** Opening Records for processing block **
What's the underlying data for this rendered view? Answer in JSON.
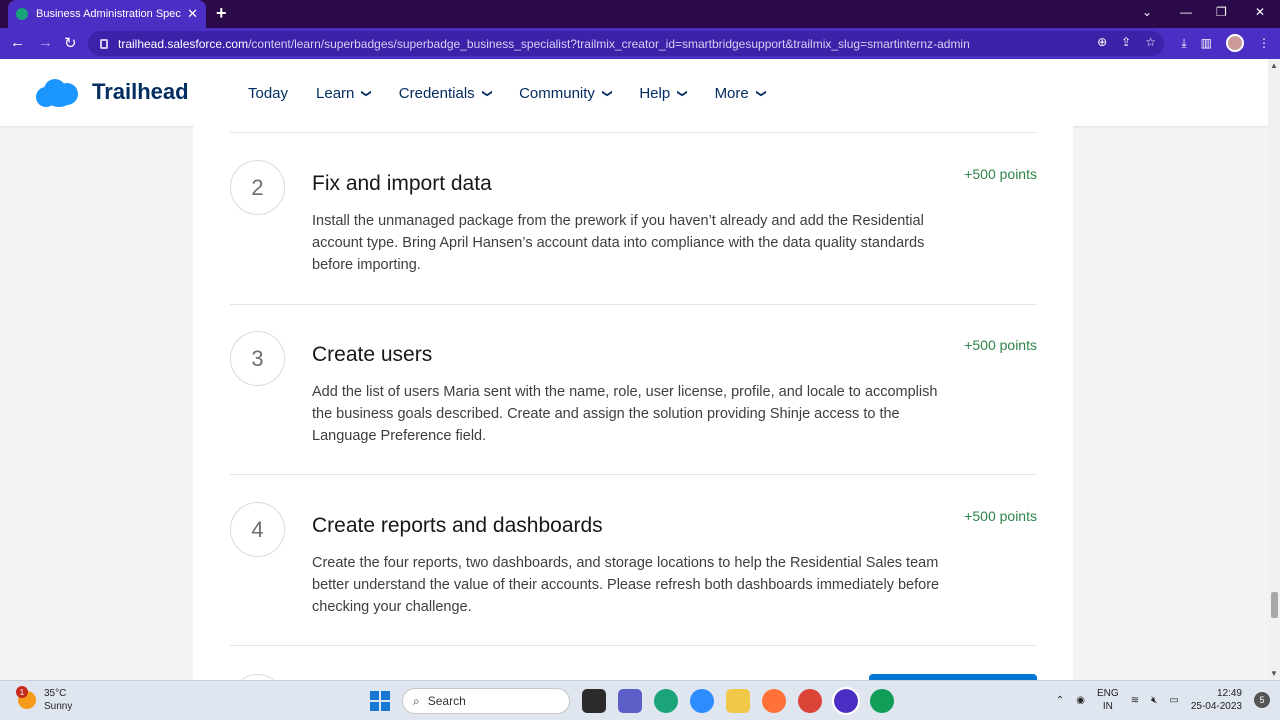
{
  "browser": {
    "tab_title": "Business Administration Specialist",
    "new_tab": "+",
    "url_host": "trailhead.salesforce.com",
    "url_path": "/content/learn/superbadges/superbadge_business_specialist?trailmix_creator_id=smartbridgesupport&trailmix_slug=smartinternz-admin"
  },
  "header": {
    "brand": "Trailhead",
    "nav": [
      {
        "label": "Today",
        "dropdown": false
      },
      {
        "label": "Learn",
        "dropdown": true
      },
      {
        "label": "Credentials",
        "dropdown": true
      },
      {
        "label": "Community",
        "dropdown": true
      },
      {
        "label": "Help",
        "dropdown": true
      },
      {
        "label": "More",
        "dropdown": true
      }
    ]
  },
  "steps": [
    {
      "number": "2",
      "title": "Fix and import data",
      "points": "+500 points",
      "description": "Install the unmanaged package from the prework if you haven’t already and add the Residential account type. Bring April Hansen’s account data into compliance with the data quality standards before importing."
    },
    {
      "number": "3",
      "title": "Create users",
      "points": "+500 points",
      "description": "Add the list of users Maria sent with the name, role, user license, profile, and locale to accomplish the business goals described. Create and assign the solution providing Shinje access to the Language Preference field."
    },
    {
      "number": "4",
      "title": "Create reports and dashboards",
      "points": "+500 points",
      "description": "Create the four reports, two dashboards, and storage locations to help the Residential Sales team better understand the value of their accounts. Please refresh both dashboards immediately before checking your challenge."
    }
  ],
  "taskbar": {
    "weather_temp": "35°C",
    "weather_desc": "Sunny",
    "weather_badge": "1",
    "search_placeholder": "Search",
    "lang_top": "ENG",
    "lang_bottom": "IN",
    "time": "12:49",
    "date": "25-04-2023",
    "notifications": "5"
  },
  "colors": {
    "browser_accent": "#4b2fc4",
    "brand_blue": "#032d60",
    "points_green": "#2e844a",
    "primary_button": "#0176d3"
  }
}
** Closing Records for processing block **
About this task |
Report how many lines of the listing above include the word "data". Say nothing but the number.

Solution for this task |
3